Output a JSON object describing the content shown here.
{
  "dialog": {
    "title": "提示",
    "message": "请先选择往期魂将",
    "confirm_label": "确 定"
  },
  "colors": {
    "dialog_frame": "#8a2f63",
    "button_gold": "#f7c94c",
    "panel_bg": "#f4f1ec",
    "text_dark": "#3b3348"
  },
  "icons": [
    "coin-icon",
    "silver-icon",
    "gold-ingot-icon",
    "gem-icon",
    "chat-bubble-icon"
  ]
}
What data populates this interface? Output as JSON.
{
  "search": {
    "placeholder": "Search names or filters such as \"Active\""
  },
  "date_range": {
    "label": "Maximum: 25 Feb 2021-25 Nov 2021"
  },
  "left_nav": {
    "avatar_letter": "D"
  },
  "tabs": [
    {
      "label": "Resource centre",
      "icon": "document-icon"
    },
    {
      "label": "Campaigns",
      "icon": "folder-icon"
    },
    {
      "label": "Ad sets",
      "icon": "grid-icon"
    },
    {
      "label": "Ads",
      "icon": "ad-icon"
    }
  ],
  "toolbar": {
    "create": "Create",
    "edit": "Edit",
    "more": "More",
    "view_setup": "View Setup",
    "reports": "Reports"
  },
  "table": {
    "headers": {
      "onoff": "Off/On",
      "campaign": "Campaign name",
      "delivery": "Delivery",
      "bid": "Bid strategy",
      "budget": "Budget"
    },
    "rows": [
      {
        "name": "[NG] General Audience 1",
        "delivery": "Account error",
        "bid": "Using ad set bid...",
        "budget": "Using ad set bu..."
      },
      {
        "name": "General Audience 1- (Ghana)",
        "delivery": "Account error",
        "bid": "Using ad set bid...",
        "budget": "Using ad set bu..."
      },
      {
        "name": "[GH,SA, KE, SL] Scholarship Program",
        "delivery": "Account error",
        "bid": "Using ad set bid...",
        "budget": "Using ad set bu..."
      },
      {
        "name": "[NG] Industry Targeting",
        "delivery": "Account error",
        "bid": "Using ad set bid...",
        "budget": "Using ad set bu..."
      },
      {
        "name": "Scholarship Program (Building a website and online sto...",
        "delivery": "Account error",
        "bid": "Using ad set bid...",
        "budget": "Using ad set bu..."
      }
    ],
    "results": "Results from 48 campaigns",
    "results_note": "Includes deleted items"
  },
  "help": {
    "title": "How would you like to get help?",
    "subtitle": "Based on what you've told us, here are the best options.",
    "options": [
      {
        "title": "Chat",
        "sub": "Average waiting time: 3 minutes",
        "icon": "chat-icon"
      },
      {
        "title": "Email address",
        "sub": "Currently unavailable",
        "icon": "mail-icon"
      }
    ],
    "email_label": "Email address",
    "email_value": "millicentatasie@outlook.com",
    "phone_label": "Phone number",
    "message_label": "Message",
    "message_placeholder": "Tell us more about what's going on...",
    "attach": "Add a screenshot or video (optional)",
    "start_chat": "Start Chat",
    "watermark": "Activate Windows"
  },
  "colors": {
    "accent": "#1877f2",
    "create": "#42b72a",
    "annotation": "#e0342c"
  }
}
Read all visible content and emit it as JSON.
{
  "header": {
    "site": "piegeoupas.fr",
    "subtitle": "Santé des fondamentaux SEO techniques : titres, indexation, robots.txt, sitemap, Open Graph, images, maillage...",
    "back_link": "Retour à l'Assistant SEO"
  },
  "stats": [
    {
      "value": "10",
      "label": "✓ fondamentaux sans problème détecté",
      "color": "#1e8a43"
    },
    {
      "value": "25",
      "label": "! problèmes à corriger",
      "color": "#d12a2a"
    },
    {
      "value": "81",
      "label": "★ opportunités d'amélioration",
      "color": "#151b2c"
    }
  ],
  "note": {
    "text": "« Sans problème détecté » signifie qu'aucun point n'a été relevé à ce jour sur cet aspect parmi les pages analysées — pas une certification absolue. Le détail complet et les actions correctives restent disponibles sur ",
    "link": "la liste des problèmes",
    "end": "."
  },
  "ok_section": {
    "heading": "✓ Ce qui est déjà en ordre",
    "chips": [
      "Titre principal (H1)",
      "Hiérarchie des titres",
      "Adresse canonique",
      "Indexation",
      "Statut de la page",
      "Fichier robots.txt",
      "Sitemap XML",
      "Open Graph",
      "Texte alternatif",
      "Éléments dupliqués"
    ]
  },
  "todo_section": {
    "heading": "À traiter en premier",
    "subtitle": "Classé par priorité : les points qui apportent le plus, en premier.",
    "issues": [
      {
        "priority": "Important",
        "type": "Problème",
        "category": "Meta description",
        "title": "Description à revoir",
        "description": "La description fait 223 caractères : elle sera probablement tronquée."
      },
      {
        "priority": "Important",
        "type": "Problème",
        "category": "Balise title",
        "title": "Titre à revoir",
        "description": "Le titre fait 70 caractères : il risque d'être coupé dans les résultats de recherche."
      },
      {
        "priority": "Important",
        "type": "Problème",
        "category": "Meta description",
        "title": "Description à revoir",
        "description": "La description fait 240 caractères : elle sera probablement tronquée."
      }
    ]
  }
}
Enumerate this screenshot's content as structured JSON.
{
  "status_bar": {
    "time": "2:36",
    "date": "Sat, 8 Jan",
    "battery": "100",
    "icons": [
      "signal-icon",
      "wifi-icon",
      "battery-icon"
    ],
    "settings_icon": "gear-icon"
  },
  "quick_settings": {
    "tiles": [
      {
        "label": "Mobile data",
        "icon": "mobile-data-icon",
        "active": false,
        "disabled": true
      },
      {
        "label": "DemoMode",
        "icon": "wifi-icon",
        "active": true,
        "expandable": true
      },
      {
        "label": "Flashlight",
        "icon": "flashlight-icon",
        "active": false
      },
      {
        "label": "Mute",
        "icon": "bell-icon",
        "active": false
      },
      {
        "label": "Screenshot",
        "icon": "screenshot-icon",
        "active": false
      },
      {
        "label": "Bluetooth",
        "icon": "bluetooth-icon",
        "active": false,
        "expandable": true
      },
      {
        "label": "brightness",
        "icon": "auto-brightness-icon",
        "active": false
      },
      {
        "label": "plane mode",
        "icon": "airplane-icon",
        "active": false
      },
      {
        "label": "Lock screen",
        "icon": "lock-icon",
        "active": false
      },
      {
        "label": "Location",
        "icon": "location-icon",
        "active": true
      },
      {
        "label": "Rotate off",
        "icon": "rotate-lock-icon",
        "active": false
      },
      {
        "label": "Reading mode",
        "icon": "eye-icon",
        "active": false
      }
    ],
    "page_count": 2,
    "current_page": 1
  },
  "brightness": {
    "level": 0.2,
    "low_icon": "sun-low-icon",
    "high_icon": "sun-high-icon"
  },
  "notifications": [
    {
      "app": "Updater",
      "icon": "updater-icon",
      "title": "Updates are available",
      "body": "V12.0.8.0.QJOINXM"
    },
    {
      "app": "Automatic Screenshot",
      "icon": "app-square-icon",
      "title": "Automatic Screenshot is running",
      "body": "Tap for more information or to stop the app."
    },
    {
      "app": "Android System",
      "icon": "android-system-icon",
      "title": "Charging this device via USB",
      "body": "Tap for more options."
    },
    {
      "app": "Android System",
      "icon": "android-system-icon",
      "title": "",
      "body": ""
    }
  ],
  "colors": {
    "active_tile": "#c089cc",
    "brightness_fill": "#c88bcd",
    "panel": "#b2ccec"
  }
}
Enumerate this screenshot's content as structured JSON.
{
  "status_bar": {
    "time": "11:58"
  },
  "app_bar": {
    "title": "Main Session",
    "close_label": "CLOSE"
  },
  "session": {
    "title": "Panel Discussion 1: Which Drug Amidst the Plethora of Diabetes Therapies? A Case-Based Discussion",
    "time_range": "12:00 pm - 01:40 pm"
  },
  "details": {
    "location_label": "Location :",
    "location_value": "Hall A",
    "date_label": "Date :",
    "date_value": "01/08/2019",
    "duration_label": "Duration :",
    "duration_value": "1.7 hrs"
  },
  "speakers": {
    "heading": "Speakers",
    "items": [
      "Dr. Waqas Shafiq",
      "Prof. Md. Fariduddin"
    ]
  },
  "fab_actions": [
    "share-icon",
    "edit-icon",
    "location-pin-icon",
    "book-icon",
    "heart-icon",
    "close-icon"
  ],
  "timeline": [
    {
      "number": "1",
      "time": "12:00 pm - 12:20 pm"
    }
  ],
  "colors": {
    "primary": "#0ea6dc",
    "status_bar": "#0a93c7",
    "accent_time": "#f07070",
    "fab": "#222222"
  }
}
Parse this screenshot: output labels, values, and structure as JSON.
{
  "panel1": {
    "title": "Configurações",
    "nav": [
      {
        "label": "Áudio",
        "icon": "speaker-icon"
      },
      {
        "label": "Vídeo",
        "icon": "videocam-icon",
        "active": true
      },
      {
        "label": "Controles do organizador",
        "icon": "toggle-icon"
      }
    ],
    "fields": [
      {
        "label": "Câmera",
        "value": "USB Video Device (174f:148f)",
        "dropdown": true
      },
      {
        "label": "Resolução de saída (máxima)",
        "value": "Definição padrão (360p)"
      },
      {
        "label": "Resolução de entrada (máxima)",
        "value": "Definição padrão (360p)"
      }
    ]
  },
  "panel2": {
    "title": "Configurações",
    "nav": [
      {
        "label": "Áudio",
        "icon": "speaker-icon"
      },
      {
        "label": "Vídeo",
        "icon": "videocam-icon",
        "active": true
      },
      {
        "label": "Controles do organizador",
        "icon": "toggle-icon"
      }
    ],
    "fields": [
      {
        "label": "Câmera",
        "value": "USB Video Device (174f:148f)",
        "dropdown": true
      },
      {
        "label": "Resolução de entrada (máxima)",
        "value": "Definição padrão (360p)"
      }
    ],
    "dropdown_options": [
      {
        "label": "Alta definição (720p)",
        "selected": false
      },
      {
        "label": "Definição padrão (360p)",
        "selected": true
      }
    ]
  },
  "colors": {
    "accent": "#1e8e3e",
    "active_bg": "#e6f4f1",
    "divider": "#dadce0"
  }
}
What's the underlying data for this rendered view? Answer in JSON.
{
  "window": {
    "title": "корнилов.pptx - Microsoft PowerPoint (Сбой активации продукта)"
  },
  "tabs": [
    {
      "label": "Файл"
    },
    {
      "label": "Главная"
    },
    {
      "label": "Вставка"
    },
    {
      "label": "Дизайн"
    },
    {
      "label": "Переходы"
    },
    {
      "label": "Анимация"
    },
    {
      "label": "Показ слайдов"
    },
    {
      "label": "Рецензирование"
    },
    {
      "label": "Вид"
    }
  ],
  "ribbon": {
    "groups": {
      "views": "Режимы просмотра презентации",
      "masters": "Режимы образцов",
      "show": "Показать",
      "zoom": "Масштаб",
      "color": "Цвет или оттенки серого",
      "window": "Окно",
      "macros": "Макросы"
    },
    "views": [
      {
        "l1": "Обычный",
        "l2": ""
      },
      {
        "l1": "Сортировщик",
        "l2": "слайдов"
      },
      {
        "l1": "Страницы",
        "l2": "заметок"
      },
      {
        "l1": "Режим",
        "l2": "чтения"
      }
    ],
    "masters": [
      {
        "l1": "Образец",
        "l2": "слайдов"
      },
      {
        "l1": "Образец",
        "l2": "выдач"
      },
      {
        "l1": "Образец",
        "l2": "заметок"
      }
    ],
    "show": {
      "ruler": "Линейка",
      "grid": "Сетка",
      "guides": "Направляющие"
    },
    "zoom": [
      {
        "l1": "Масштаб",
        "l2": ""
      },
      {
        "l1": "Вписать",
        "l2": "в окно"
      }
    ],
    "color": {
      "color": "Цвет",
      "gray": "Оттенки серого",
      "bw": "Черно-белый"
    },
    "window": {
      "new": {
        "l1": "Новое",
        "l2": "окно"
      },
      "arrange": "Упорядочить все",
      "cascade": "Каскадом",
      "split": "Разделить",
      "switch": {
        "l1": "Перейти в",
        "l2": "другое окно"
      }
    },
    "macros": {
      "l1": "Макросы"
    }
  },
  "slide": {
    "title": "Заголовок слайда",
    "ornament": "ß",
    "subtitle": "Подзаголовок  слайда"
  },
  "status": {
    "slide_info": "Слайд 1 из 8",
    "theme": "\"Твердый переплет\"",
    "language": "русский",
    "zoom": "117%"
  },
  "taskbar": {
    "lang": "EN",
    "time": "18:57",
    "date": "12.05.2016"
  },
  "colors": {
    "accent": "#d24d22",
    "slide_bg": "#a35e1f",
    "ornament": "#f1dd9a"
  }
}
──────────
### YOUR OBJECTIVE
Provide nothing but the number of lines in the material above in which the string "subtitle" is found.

### SOLUTION TO THIS PROBLEM
4